Scan the listing below. Copy each line that contains "Hindi".
Data for this task below:
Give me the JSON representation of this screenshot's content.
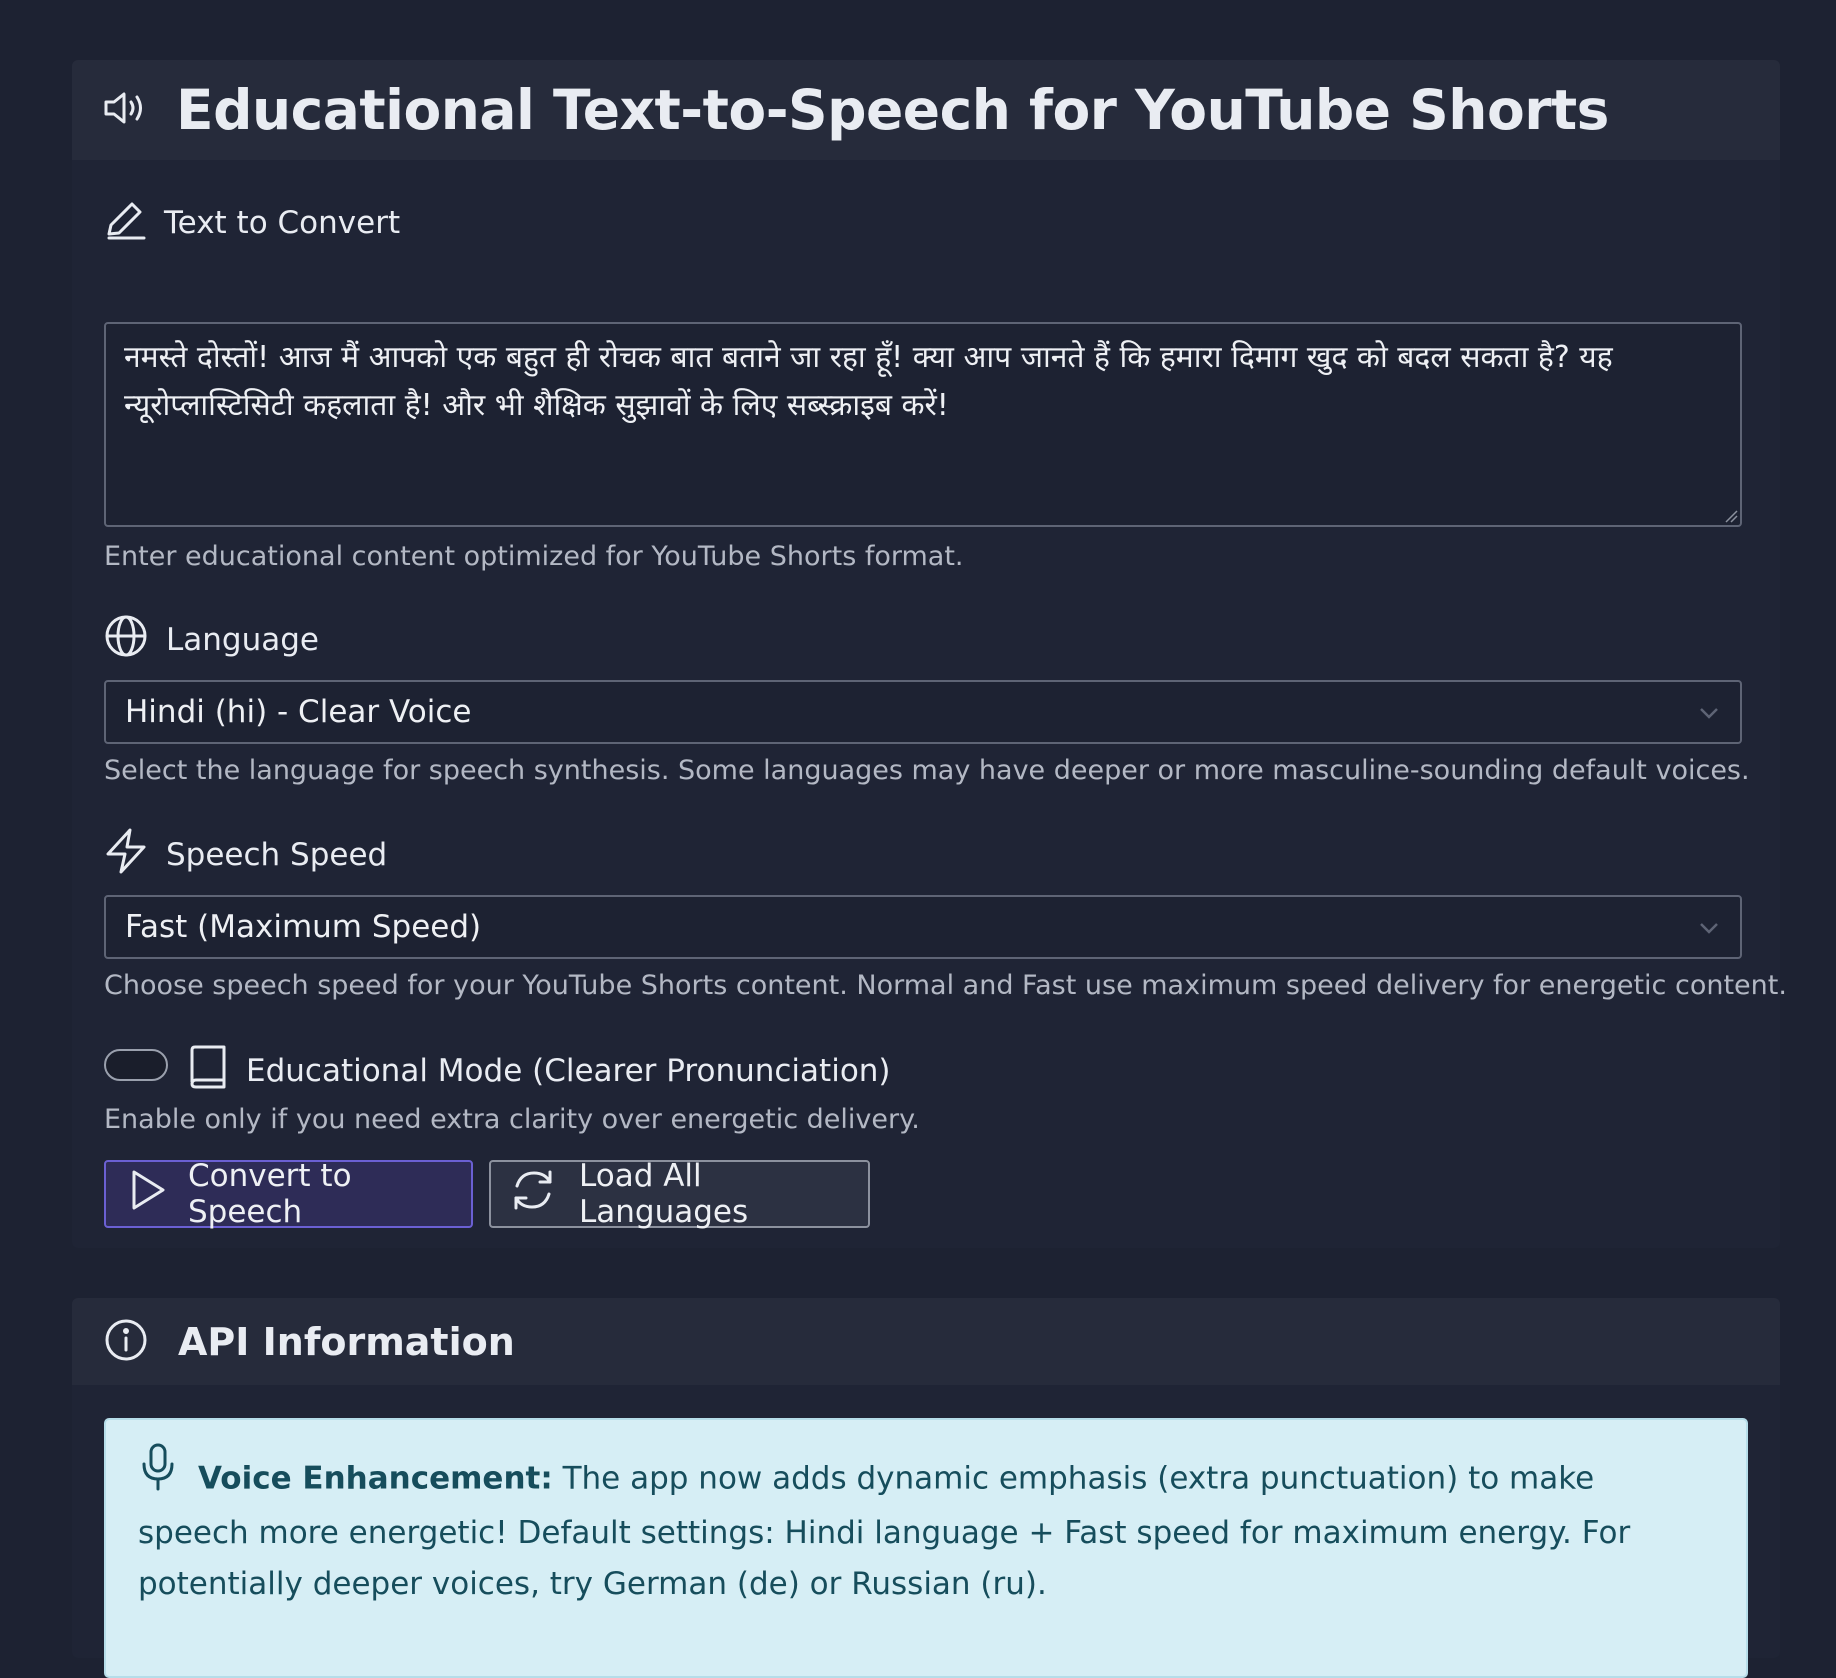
{
  "header": {
    "title": "Educational Text-to-Speech for YouTube Shorts",
    "icon": "speaker-icon"
  },
  "text_field": {
    "label": "Text to Convert",
    "icon": "pencil-icon",
    "value": "नमस्ते दोस्तों! आज मैं आपको एक बहुत ही रोचक बात बताने जा रहा हूँ! क्या आप जानते हैं कि हमारा दिमाग खुद को बदल सकता है? यह न्यूरोप्लास्टिसिटी कहलाता है! और भी शैक्षिक सुझावों के लिए सब्स्क्राइब करें!",
    "help": "Enter educational content optimized for YouTube Shorts format."
  },
  "language": {
    "label": "Language",
    "icon": "globe-icon",
    "selected": "Hindi (hi) - Clear Voice",
    "help": "Select the language for speech synthesis. Some languages may have deeper or more masculine-sounding default voices."
  },
  "speed": {
    "label": "Speech Speed",
    "icon": "lightning-icon",
    "selected": "Fast (Maximum Speed)",
    "help": "Choose speech speed for your YouTube Shorts content. Normal and Fast use maximum speed delivery for energetic content."
  },
  "educational_mode": {
    "label": "Educational Mode (Clearer Pronunciation)",
    "icon": "book-icon",
    "enabled": false,
    "help": "Enable only if you need extra clarity over energetic delivery."
  },
  "buttons": {
    "convert": "Convert to Speech",
    "load_languages": "Load All Languages"
  },
  "api_info": {
    "title": "API Information",
    "icon": "info-icon",
    "alert_icon": "microphone-icon",
    "alert_strong": "Voice Enhancement:",
    "alert_text": " The app now adds dynamic emphasis (extra punctuation) to make speech more energetic! Default settings: Hindi language + Fast speed for maximum energy. For potentially deeper voices, try German (de) or Russian (ru)."
  },
  "colors": {
    "background": "#1d2232",
    "primary_border": "#6b60d3",
    "alert_bg": "#d6eef5",
    "alert_text": "#164d5c"
  }
}
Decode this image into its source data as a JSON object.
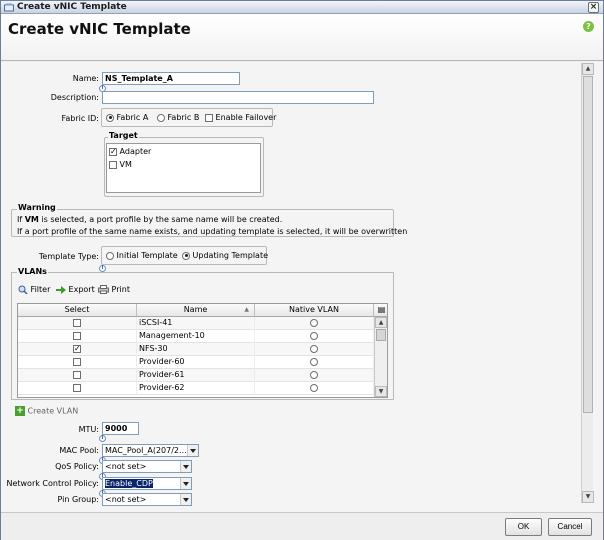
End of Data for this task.
§ **Answer section**:
    "selected": "Hindi (hi) - Clear Voice",
    "alert_text": " The app now adds dynamic emphasis (extra punctuation) to make speech more energetic! Default settings: Hindi language + Fast speed for maximum energy. For potentially deeper voices, try German (de) or Russian (ru)."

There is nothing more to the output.